Krystal Williams and her children (from left), Cameron Jackson, 13, Camiya Jackson, 14, Camia Williams , 7, and Camarion Williams, 8, at their Canton home. Credit: Vickie D. King/Mississippi Today

The state education department deemed the Canton Public School District’s federally funded after-school program high risk and may require the district to pay back around $42,000 of federal dollars, according to a recent report.

The federal programs compliance report came several months after a Mississippi Today story highlighted issues in the district, including parents’ complaints that their children’s after school program was inexplicably stopped just months into the school year. 

Terrical Travis and Krystal Williams’ children were receiving extra help through the program, called the 21st Century Community Learning Centers Grant Program. But both received messages from their children’s teachers saying the program was discontinued “due to unforeseen circumstances.” 

Williams received the message from her son Ca’Marion’s teacher in November of 2020, and he was not able to receive extra help for the rest of the year. At the end of the school year he was told he would have to repeat the grade.

His mom now says he is in the same grade as his sister and “doesn’t take to school” like he did in kindergarten, where he was named a “star student,” and first grade.

The district has maintained it ran the program at every elementary school through March of 2021. 

But the Mississippi Department of Education’s report released late last month found that although the district reported it operated the program from November 2020 through March 2021, “The district halted the 21st CCLC Program in January 2021, and the MDE Office of Federal Programs was not notified of any such program changes,” an Aug. 26 letter to the district from Judy Nelson, executive director of federal programs for the Mississippi Department of Education, said.

LaToshia Stamps, Canton’s federal program director, declined to answer questions from Mississippi Today.

“The monitoring report has been received and reviewed accordingly,” she said in an emailed statement. “No further comments will be available until all areas have been satisfied and cleared respectively.” 

As a result, the Mississippi Department of Education will now consider the program “high risk,” meaning the district is subject to drop-in visits from the department officials along with increased monitoring of attendance records, time sheets, and expenditures of funds, said Nelson.

In the letter to the district, Nelson said district officials told the department the discontinuation of the program was due to the schools being completely virtual last year.

Nelson said the district told the Mississippi Department of Education that because school was virtual all year long, an after school program that was also virtual was not effective. 

The state also identified $42,618.57 in questioned costs of federal funds spent in the 2019-2020 school year.
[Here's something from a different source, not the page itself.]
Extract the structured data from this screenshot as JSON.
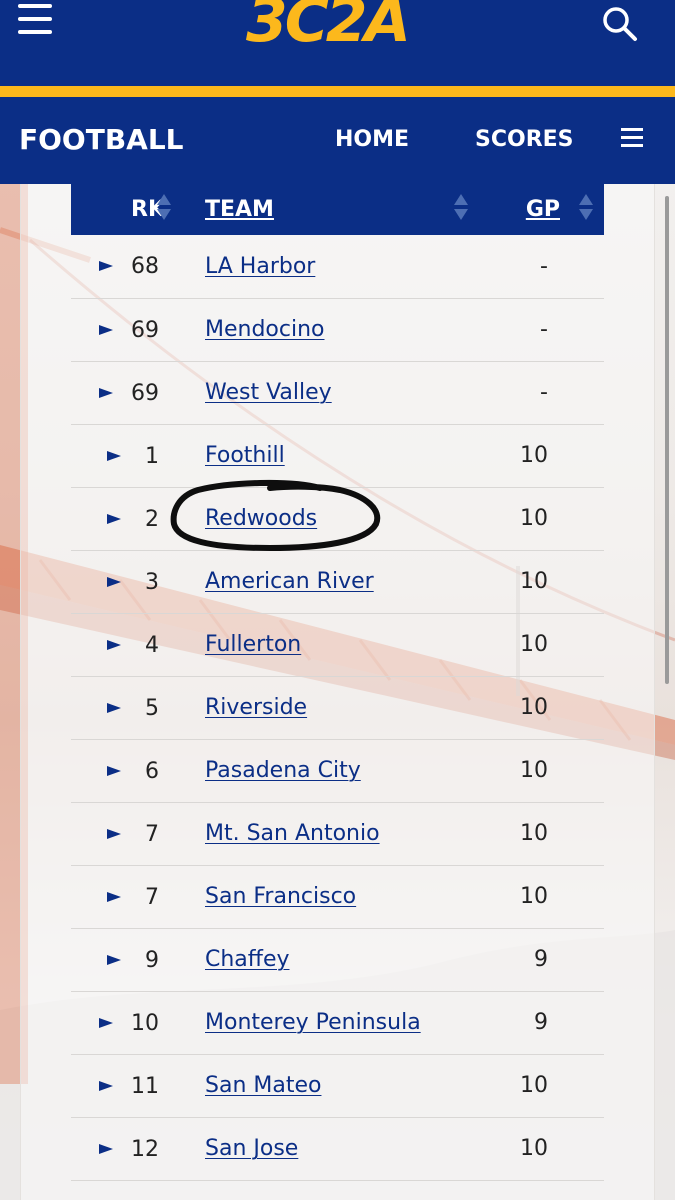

The majority were for that school year’s iteration of the 21st Century program, including around $3,000 worth of equipment such as laptops and a projector cart that could not be located at the time of the monitoring visit, according to the report. 

The report also noted that the district “failed to provide documentation that it remained in compliance of ESEA (Elementary and Secondary Education Act ) with Immigrant funding,” or a federal funding source for extra support services for English learners and immigrant students. 

If the district can provide the documentation to the department to show the funds were properly spent, they will not have to be repaid, Nelson explained. 

Creative Commons License

Republish our articles for free, online or in print, under a Creative Commons license.

Take our 2023 reader survey

Kate Royals is a Jackson native and returned to Mississippi Today as the lead education reporter after serving in the same capacity from 2016 to 2018. Prior to that, she was a reporter for the Clarion-Ledger covering education and state government. She won awards for her investigative work, including stories about the state’s campaign finance laws and prison system. She was a news producer at MassLive in Springfield, Mass., after graduating from Louisiana State University’s Manship School of Mass Communications with a master’s degree in communications.